**DATASET EXTRACT**
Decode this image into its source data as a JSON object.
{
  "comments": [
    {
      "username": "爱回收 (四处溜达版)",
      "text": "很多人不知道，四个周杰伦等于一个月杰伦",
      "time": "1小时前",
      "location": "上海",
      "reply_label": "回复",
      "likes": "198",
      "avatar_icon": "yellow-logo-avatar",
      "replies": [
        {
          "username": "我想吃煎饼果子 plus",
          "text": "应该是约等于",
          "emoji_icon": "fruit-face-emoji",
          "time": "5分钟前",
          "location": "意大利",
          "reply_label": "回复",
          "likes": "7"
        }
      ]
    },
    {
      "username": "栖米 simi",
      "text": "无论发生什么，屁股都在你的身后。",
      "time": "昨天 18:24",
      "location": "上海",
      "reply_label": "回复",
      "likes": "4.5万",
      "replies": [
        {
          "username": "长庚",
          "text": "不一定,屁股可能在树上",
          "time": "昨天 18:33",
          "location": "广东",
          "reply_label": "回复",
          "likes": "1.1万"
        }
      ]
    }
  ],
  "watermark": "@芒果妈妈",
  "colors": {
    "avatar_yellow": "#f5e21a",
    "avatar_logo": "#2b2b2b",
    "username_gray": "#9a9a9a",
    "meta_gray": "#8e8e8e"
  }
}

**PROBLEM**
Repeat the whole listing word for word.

**EXERCISE SOLUTION**
Decode this image into its source data as a JSON object.
{
  "comments": [
    {
      "username": "爱回收 (四处溜达版)",
      "text": "很多人不知道，四个周杰伦等于一个月杰伦",
      "time": "1小时前",
      "location": "上海",
      "reply_label": "回复",
      "likes": "198",
      "avatar_icon": "yellow-logo-avatar",
      "replies": [
        {
          "username": "我想吃煎饼果子 plus",
          "text": "应该是约等于",
          "emoji_icon": "fruit-face-emoji",
          "time": "5分钟前",
          "location": "意大利",
          "reply_label": "回复",
          "likes": "7"
        }
      ]
    },
    {
      "username": "栖米 simi",
      "text": "无论发生什么，屁股都在你的身后。",
      "time": "昨天 18:24",
      "location": "上海",
      "reply_label": "回复",
      "likes": "4.5万",
      "replies": [
        {
          "username": "长庚",
          "text": "不一定,屁股可能在树上",
          "time": "昨天 18:33",
          "location": "广东",
          "reply_label": "回复",
          "likes": "1.1万"
        }
      ]
    }
  ],
  "watermark": "@芒果妈妈",
  "colors": {
    "avatar_yellow": "#f5e21a",
    "avatar_logo": "#2b2b2b",
    "username_gray": "#9a9a9a",
    "meta_gray": "#8e8e8e"
  }
}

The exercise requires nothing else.